■ Your assignment: Within the entries below, find every line that has the string "name", then copy it.

(Entries provided begins)

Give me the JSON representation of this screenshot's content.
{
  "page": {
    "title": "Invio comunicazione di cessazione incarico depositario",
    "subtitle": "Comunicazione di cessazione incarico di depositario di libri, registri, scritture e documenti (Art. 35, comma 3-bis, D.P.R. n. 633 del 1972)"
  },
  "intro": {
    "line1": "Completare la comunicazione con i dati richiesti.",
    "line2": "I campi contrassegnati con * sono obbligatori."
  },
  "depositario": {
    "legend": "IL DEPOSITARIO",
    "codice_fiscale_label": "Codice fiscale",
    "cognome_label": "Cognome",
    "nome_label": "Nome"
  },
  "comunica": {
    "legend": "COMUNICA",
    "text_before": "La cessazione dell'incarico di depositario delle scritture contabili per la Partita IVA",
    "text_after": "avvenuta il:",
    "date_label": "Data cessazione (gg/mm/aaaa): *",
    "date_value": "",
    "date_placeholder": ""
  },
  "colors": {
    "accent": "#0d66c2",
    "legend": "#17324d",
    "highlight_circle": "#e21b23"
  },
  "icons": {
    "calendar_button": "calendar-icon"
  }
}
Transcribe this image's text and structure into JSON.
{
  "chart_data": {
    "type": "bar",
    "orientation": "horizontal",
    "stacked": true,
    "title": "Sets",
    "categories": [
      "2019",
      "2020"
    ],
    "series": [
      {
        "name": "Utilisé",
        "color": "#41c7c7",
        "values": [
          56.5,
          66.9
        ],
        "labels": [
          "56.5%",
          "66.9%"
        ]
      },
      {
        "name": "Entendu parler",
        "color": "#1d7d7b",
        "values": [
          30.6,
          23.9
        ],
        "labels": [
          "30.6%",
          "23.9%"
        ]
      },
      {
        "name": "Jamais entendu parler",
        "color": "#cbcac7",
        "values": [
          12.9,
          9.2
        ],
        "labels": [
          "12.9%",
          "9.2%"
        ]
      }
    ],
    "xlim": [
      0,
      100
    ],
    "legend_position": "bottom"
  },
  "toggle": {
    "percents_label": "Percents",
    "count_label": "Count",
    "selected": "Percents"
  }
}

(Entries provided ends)

■ Your response:
        "name": "Utilisé",
        "name": "Entendu parler",
        "name": "Jamais entendu parler",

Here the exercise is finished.